In our “Been There, Done That” series, Literary Mama editors and readers share their experiences at conferences, workshops, classes, and residencies. This month Laura Roberts recalls her time at Erma Bombeck Writers’ Workshop this past year.
The Erma Bombeck Writers’ Workshop, April 7-9, 2018.
Where was it and what was the time requirement?
It took place at the University of Dayton in Ohio. It was a 2.5-day conference, with most people arriving Thursday afternoon and leaving Sunday morning.
What were the course offerings?
In addition to wonderful speakers at each of the five meals, there were panels and workshops on humor writing, publishing, branding, stand-up comedy, and social media. There was also a Pitchapalooza on Saturday where writers were given a chance to pitch their book to a panel of judges. The judges offered gentle critique and advice for each pitch and the winner was introduced to an agent or publisher relevant to his or her book.
How did you spend your time?
I attended both publishing/branding panels and humor classes. There was a great deal of camaraderie and evening events were fun and social.
What did you take away from the experience?
It was encouraging to be with so many other female humor writers. (Some men did attend, but women outnumbered them roughly 10 to 1.) Everyone was at a different stage in their writing careers, but everyone had something valuable to share. I learned so much from new friends about where they submit their writing, and the instructors were incredibly helpful. In particular, I got a clearer idea of where I need to take my unpublished book manuscript next in the publishing world. Connections are easy to make and the professionals made themselves available and approachable for the entire event.
Did you have the opportunity for a writing critique? Was it helpful?
In particular, there were opportunities to have book pitches and query letters critiqued. This is quite helpful for anybody who is gearing up to publish their book. I now have a clear idea of where I was making mistakes and what I can do to correct them.
Would you attend this event again?
Absolutely. It’s held every other year, it sells out in four hours, and it’s very expensive at $450. But I would put this conference on the top of my list.

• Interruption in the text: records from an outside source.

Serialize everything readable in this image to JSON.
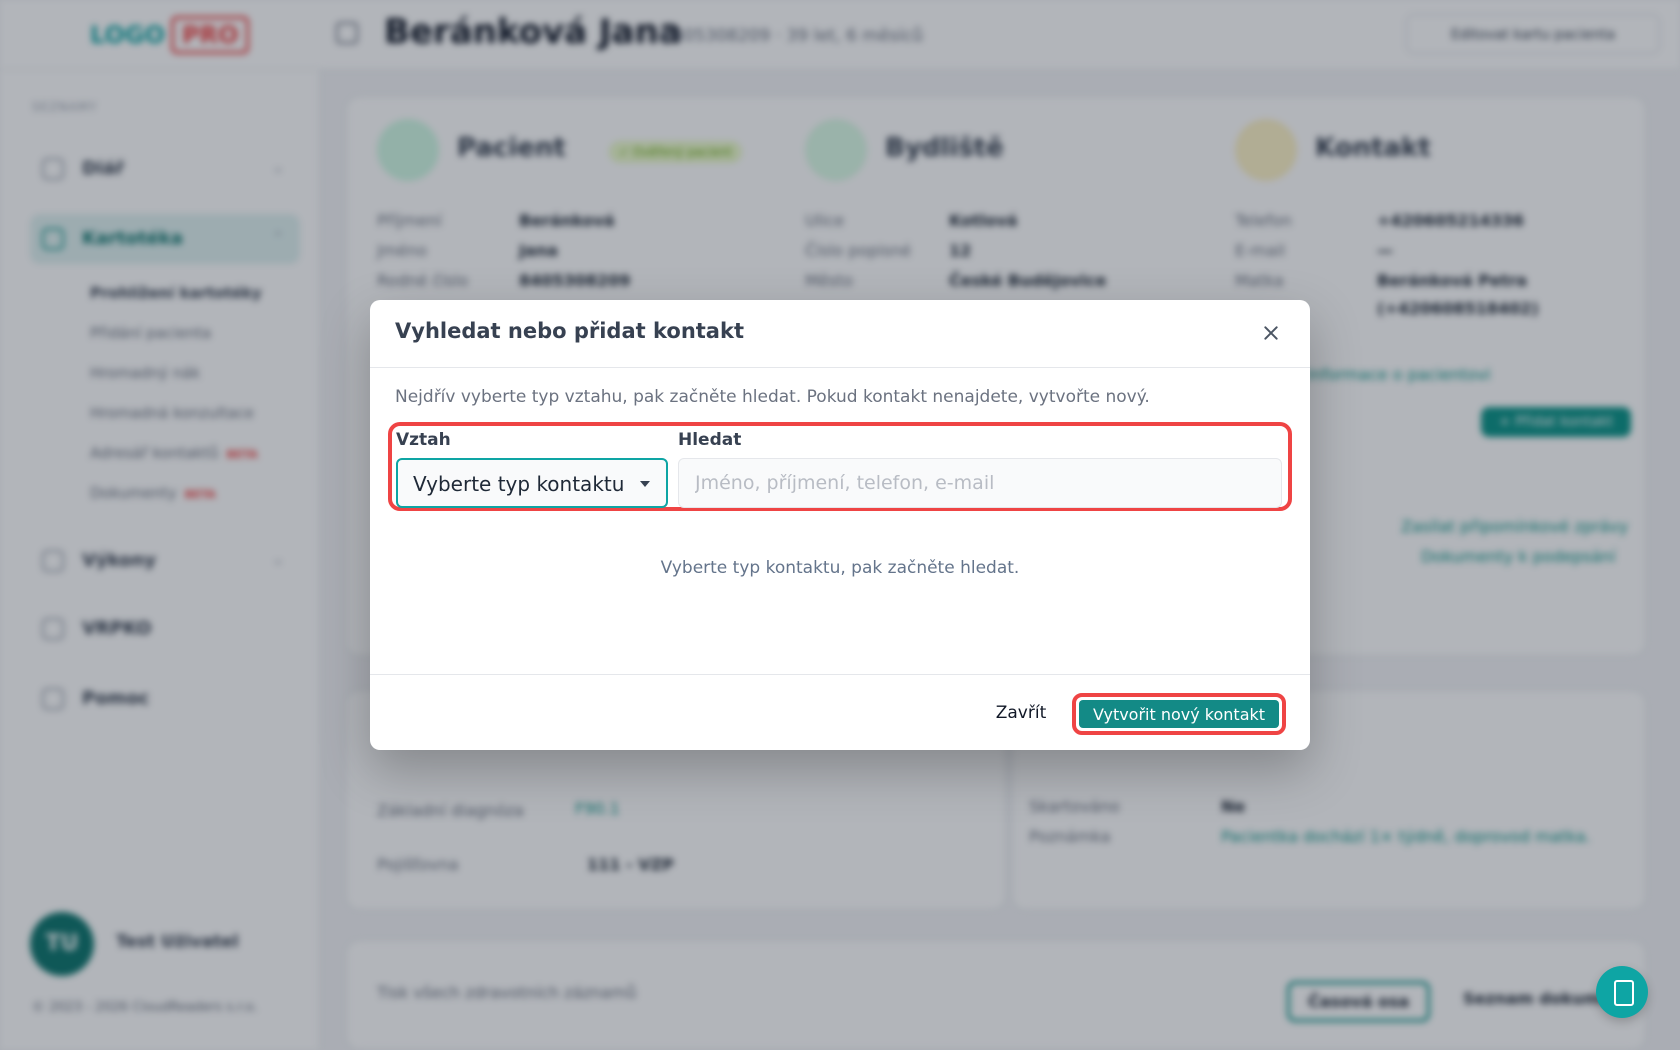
{
  "app": {
    "logo_primary": "LOGO",
    "logo_badge": "PRO",
    "patient_name": "Beránková Jana",
    "patient_id": "8405308209",
    "patient_age": "39 let, 6 měsíců",
    "edit_label": "Editovat kartu pacienta",
    "sidebar": {
      "section": "SEZNAMY",
      "items": [
        {
          "label": "Diář",
          "icon": "calendar-icon"
        },
        {
          "label": "Kartotéka",
          "icon": "folder-icon"
        },
        {
          "label": "Výkony",
          "icon": "clipboard-icon"
        },
        {
          "label": "VRPKO",
          "icon": "doc-icon"
        },
        {
          "label": "Pomoc",
          "icon": "help-icon"
        }
      ],
      "subitems": [
        {
          "label": "Prohlížení kartotéky"
        },
        {
          "label": "Přidání pacienta"
        },
        {
          "label": "Hromadný nák"
        },
        {
          "label": "Hromadná konzultace"
        },
        {
          "label": "Adresář kontaktů",
          "badge": "BETA"
        },
        {
          "label": "Dokumenty",
          "badge": "BETA"
        }
      ],
      "user_initials": "TU",
      "user_name": "Test Uživatel",
      "copyright": "© 2023 - 2026 CloudReaders s.r.o."
    },
    "patient_card": {
      "title": "Pacient",
      "badge": "✓ Ověřený pacient",
      "fields": [
        {
          "label": "Příjmení",
          "value": "Beránková"
        },
        {
          "label": "Jméno",
          "value": "Jana"
        },
        {
          "label": "Rodné číslo",
          "value": "8405308209"
        }
      ]
    },
    "address_card": {
      "title": "Bydliště",
      "fields": [
        {
          "label": "Ulice",
          "value": "Kotlová"
        },
        {
          "label": "Číslo popisné",
          "value": "12"
        },
        {
          "label": "Město",
          "value": "České Budějovice"
        }
      ]
    },
    "contact_card": {
      "title": "Kontakt",
      "fields": [
        {
          "label": "Telefon",
          "value": "+420605214336"
        },
        {
          "label": "E-mail",
          "value": "—"
        },
        {
          "label": "Matka",
          "value": "Beránková Petra"
        }
      ],
      "extra_value": "(+420608518402)",
      "link": "Informace o pacientovi",
      "add_btn": "+ Přidat kontakt",
      "side_links": [
        "Zasílat připomínkové zprávy",
        "Dokumenty k podepsání"
      ]
    },
    "diagnosis": {
      "label": "Základní diagnóza",
      "value": "F90.1",
      "ins_label": "Pojišťovna",
      "ins_value": "111 - VZP"
    },
    "extra": {
      "label1": "Skartováno",
      "value1": "Ne",
      "label2": "Poznámka",
      "value2": "Pacientka dochází 1× týdně, doprovod matka."
    },
    "bottom": {
      "filter": "Tisk všech zdravotních záznamů",
      "btn1": "Časová osa",
      "btn2": "Seznam dokumentů"
    }
  },
  "modal": {
    "title": "Vyhledat nebo přidat kontakt",
    "description": "Nejdřív vyberte typ vztahu, pak začněte hledat. Pokud kontakt nenajdete, vytvořte nový.",
    "relation_label": "Vztah",
    "relation_value": "Vyberte typ kontaktu",
    "search_label": "Hledat",
    "search_placeholder": "Jméno, příjmení, telefon, e-mail",
    "hint": "Vyberte typ kontaktu, pak začněte hledat.",
    "close_label": "Zavřít",
    "create_label": "Vytvořit nový kontakt"
  },
  "colors": {
    "accent": "#0ea5a4",
    "create_button": "#138a86",
    "highlight": "#ef4444"
  }
}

Share some helpful tips for a writer considering this experience. (Tips may include transportation, lodging, food, classes/instructors, or anything you think future attendees would benefit from knowing.)
I did not make hotel reservations early enough and only got into the conference hotel because of a cancellation. Bring business cards to hand out to anyone and everyone. People who flew in were able to arrive in Dayton or Cincinnati. The conference provides all meals and there’s a cash bar in the evenings. I suffered a bit of introvert-nervousness, but made four friends within 15 minutes and now look forward to seeing them again in the future. Lastly, if Pitchapalooza is offered, get over your nerves and sign up for it. The feedback is invaluable, the judges are kind, and the crowd is super supportive.
Have you attended a conference, workshop, residency, or class? We’d like to hear about your experience. Email us at lmblogcontact (at) literarymama (dot) com.